As Passing begins, Irene Redfield--a sophisticated and comfortably married woman of African-American descent--is opening her mail. She discovers a letter from Clare Kendry, an old acquaintance, and this document sets off a chain of memories. Irene recalls Clare's difficult childhood and cunning temperament, but is most preoccupied with a recent meeting between Clare and herself that had taken place two years before, in Chicago. The two women ran into one another purely by chance. However, the light-complexioned Clare explained a few of the more sensitive details of her life--in particular, the fact that she was "passing" as white.
Before the end of her stay in Chicago, Irene paid a visit to Clare's quarters. Here, Irene met Gertrude Martin, another African-American woman who could be mistaken for a white woman; Irene also encountered John Bellew, Clare's bigoted husband. Although the three women maintained their composure when Bellew voiced some of his demeaning opinions, Gertrude later expressed strong emotion over the boldness of Clare's version of "passing." For her part, Irene resolved never to communicate with Clare again.
However, Clare managed to reestablish contact with Irene. She sought out the Redfields in person, and bonded with the various members of the family. Clare's relationship with Irene's two sons was affectionate, and Clare also began to accompany Irene and Irene's husband, Brian, to upscale Harlem events. Irene was not fully comfortable with accepting Clare back into her life; in fact, Irene discussed the issue of racial identity with Hugh Wentworth, a white traveler and author who sometimes appeared in Harlem society. Yet Irene's discomfort intensified--and took on a new form--when it occured to her that Brian and Clare could be carrying on an affair.

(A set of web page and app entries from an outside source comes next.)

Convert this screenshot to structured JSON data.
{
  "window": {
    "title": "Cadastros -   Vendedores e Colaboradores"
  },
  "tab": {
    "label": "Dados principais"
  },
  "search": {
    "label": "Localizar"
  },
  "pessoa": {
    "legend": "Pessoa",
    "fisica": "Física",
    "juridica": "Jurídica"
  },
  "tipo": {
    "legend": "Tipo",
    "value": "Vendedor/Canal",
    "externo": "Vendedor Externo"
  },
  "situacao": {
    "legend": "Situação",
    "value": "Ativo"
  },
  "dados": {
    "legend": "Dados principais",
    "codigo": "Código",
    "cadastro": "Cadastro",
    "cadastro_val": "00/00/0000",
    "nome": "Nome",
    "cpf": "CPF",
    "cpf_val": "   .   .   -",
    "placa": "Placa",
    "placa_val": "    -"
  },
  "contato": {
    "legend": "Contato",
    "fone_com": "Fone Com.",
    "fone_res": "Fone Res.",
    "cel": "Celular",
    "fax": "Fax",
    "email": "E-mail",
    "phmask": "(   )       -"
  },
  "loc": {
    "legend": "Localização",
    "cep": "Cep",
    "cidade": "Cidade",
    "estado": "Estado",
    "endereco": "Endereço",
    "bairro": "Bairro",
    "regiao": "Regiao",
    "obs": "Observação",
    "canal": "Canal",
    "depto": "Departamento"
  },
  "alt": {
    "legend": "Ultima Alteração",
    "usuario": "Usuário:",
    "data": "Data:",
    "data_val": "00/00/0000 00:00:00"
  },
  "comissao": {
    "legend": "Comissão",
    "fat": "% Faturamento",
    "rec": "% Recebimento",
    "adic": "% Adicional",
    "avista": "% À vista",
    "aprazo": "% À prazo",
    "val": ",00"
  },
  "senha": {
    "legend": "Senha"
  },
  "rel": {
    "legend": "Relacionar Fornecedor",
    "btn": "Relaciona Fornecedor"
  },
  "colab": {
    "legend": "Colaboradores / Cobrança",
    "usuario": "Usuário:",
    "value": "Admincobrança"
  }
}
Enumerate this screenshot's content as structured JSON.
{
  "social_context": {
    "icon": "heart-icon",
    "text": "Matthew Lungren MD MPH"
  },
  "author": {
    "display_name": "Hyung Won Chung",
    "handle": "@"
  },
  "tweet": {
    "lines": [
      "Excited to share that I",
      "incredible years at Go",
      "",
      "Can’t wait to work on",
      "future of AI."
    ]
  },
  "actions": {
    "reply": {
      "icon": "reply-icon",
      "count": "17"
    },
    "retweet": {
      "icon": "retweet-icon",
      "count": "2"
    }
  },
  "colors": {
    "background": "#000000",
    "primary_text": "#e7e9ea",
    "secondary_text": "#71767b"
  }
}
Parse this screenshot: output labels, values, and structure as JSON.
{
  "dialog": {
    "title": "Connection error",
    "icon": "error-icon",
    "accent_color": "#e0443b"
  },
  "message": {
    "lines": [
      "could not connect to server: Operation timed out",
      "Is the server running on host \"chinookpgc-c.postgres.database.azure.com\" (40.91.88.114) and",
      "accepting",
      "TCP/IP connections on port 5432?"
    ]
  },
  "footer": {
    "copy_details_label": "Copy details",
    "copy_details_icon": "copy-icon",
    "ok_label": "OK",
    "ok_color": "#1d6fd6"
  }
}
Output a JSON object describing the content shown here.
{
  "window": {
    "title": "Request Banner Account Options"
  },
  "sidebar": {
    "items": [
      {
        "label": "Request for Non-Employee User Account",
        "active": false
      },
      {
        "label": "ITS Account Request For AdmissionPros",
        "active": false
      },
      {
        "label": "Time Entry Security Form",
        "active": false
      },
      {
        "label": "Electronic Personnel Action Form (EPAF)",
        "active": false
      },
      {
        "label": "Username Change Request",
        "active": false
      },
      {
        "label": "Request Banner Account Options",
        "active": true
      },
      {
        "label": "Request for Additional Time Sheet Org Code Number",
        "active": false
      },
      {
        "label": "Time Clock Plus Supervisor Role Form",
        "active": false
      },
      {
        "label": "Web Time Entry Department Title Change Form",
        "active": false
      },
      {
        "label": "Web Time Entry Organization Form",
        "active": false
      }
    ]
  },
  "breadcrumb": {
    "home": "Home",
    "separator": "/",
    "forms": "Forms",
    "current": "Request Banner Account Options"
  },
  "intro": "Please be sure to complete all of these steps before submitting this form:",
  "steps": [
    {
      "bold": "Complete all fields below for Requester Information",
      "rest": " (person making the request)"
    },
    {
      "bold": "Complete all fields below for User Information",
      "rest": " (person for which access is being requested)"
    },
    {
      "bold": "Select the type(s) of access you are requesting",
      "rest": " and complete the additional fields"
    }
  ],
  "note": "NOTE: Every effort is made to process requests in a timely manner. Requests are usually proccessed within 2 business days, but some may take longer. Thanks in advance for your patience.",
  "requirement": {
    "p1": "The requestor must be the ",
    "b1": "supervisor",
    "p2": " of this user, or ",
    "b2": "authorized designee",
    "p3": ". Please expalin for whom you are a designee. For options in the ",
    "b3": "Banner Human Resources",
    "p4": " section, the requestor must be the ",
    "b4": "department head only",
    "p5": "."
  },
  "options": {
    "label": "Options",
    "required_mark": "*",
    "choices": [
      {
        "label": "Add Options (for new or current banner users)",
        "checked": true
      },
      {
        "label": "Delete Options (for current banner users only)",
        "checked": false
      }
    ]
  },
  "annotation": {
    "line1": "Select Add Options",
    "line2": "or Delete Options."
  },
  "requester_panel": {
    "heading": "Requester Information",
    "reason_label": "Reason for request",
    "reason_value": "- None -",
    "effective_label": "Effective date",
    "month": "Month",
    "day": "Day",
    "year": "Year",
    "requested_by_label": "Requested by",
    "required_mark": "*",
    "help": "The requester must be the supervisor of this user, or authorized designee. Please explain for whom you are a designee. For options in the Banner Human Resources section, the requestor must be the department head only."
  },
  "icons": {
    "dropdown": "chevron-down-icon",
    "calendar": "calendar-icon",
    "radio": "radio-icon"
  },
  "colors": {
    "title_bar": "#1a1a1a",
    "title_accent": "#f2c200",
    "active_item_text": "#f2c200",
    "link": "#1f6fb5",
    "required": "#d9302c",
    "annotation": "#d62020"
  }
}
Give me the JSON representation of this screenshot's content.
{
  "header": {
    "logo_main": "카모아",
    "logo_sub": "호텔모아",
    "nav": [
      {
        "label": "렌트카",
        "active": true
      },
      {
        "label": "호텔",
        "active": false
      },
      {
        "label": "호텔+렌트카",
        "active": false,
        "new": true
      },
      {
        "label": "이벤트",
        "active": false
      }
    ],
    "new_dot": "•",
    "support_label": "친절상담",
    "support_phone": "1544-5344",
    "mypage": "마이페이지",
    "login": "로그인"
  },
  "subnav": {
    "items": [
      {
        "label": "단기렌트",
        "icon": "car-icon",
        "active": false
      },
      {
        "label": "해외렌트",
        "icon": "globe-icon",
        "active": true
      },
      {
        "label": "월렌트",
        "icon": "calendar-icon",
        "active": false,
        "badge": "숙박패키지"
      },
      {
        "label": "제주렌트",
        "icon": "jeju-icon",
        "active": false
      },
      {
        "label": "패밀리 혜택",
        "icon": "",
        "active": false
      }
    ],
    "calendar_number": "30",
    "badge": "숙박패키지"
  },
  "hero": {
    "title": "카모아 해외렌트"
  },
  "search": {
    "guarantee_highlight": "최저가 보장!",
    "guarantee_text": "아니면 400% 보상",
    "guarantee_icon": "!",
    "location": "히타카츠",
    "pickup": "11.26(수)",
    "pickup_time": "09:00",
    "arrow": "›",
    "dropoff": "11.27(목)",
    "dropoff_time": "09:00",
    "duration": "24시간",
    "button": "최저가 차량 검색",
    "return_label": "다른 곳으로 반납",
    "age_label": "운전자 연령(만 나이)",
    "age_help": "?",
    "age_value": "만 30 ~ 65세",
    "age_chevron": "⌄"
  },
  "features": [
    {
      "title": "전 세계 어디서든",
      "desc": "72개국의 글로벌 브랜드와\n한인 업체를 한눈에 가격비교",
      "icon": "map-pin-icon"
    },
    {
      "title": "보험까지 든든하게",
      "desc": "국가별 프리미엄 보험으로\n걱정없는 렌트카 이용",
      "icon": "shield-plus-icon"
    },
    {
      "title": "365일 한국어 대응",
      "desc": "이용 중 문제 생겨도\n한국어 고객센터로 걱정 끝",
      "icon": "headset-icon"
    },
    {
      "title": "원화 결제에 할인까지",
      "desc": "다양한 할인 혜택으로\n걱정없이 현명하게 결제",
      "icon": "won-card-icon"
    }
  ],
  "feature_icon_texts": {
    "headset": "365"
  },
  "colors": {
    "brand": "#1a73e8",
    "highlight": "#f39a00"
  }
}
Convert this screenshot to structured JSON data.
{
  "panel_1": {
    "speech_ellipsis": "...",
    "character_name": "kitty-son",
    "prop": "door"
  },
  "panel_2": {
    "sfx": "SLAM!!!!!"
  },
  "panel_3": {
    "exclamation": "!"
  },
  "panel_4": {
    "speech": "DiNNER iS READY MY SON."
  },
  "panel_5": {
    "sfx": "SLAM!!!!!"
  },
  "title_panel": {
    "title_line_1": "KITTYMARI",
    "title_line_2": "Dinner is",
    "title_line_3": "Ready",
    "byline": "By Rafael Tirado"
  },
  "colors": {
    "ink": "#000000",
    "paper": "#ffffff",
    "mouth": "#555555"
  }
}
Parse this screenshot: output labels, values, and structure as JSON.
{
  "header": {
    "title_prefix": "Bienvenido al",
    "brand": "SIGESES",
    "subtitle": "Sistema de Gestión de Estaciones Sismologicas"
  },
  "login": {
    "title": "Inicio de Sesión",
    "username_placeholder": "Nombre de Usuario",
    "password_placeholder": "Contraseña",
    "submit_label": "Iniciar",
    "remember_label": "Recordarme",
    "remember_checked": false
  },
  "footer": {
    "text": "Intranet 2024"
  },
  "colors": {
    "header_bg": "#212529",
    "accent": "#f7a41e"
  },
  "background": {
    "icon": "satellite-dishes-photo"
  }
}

Irene was determined to keep her marriage together, but soon a new disruption emerged. While shopping with a Harlem acquaintance, Felise Freeland, Irene encountered John Bellew. This chance meeting alerted Bellew that Irene was black. Although Clare's marriage might have been in serious danger, Irene remained quiet about her meeting and continued to accompany Brian and Clare to social functions, including a Christmastime party hosted by Dave and Felise Freeland. Yet Bellew tracked his wife to that location and created an uproar. Irene's recollections of the encounter between Clare and Bellew at the Freelands' party are spotty: Clare fell to her death from an open window, but it is not clear how exactly this catastrophe occurred. Bellew could not be found after Clare's fall, and the Freelands and Redfields spend the very end of the novel consulting with a mysterious man who is trying to figure out what had happened.